• _Brief_: In the data below, which lines hold the word "MLat"? Copy them.

• _Web page and app entries_:
###

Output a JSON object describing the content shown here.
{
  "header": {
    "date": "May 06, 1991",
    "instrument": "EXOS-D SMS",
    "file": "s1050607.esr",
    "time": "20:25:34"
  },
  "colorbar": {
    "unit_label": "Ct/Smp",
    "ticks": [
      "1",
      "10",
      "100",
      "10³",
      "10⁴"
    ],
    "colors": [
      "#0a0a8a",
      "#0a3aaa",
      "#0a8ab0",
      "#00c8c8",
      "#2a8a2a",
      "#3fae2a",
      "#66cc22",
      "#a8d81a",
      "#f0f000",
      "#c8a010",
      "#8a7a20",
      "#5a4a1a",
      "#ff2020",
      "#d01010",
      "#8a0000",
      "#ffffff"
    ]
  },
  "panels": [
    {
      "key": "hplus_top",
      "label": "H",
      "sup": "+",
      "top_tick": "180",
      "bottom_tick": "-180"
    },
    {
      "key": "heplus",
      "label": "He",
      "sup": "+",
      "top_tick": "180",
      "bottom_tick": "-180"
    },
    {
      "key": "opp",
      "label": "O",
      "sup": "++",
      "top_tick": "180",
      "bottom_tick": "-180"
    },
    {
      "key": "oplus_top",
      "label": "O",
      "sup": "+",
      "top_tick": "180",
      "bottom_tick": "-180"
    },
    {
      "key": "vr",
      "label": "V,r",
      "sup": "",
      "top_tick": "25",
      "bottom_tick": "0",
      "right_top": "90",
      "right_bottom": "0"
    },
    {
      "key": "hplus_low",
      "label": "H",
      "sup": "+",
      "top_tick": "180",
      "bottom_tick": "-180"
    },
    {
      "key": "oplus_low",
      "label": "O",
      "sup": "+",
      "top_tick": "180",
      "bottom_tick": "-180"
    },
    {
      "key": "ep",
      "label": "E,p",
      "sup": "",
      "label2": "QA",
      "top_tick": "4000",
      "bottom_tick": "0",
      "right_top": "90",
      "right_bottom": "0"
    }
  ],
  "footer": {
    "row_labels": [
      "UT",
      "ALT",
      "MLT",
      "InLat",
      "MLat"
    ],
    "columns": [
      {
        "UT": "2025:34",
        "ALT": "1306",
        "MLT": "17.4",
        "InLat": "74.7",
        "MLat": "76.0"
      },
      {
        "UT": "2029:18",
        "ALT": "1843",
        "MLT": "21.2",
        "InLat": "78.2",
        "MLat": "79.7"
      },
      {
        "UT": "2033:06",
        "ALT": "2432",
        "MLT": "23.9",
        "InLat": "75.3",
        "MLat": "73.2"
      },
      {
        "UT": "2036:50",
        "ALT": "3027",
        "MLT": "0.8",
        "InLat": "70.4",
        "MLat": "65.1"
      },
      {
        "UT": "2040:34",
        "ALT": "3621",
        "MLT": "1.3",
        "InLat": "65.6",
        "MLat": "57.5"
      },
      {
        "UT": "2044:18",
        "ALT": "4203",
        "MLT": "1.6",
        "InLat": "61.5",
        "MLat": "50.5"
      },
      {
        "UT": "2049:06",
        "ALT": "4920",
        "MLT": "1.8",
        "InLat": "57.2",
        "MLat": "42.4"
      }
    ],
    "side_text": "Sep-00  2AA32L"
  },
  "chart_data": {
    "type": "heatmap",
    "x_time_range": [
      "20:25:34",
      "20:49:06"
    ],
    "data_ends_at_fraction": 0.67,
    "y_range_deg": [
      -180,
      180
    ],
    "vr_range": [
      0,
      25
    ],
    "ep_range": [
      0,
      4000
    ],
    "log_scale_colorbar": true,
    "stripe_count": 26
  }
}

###

• _Your response_:
      "MLat"
        "MLat": "76.0"
        "MLat": "79.7"
        "MLat": "73.2"
        "MLat": "65.1"
        "MLat": "57.5"
        "MLat": "50.5"
        "MLat": "42.4"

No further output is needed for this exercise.